[WHAT NEEDS TO BE DONE] Look through the entries below and count the lines with "phút" in them; the reply is the number alone.

[Website and app data records]
⁂

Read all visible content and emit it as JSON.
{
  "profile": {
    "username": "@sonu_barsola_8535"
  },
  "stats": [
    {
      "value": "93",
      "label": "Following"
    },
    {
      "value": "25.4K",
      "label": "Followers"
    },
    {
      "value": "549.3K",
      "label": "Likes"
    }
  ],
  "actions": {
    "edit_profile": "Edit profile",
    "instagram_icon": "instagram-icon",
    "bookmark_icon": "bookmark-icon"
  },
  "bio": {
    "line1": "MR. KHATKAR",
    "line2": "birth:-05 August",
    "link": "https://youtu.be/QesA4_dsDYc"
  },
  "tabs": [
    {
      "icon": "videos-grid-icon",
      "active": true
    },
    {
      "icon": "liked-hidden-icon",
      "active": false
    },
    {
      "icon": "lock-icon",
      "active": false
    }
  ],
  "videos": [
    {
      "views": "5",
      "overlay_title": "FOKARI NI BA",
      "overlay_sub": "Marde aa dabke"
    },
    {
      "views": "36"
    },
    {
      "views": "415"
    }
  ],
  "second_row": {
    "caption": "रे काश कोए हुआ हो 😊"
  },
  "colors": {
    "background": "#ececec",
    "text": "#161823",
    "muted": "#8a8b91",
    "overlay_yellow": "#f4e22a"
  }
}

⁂

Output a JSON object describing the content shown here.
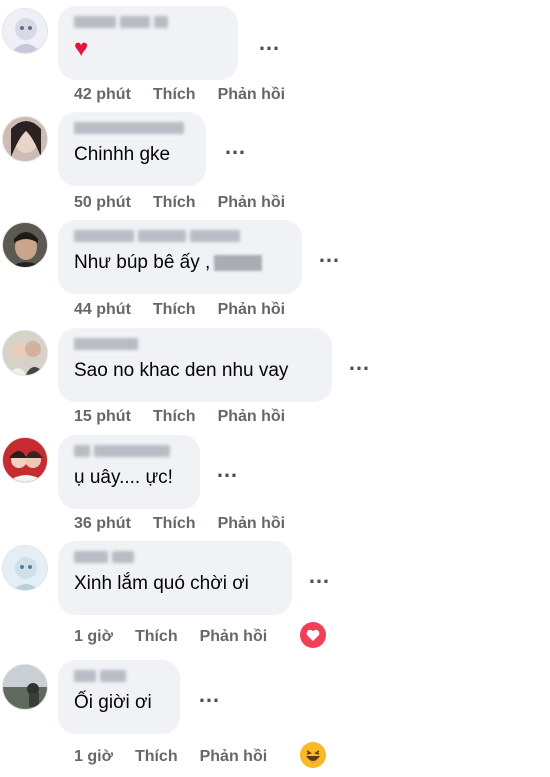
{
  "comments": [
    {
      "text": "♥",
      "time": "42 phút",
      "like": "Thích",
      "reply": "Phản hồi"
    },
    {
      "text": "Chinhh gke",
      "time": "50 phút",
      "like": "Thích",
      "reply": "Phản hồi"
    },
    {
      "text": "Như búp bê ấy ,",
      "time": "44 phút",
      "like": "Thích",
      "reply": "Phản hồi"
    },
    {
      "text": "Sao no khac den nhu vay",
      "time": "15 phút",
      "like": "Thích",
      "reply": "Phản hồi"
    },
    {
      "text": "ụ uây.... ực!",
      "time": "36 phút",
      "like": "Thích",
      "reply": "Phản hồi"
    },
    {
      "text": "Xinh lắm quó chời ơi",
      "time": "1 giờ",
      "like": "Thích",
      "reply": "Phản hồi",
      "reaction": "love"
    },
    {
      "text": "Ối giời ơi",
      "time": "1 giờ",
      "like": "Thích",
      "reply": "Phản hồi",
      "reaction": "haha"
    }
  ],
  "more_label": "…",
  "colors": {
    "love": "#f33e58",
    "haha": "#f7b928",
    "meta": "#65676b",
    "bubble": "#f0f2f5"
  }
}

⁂

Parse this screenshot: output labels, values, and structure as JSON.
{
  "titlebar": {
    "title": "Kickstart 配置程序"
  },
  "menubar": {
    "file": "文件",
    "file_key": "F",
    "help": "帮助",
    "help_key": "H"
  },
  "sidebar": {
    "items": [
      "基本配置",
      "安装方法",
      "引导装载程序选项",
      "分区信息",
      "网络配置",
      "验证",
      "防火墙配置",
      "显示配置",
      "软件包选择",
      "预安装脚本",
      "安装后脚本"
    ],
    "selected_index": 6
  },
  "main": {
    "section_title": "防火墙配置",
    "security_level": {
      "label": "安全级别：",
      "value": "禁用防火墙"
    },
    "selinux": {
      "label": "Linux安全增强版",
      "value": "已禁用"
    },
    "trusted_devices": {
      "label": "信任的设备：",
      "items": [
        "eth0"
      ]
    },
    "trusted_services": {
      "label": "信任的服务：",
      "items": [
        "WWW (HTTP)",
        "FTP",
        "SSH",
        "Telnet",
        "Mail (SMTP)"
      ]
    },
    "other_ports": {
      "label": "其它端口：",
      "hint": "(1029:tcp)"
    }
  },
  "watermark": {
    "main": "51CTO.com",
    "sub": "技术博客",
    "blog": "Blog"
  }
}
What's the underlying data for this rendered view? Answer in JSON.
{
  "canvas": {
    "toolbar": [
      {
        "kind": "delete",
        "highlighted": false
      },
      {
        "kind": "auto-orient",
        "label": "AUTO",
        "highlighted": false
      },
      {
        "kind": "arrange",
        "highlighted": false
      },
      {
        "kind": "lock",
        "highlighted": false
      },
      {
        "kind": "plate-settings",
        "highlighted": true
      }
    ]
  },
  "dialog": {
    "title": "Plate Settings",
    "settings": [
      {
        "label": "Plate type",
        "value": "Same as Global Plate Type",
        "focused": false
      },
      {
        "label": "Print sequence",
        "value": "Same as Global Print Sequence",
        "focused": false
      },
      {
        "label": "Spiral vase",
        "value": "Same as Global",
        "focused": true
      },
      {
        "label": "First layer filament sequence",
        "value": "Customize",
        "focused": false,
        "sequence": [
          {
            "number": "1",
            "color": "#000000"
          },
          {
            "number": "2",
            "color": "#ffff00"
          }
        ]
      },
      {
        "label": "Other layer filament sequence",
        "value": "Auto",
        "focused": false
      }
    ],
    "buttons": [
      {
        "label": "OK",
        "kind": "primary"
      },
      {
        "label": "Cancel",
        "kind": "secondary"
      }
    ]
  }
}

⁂

[SOLUTION TO THE PROBLEM] 5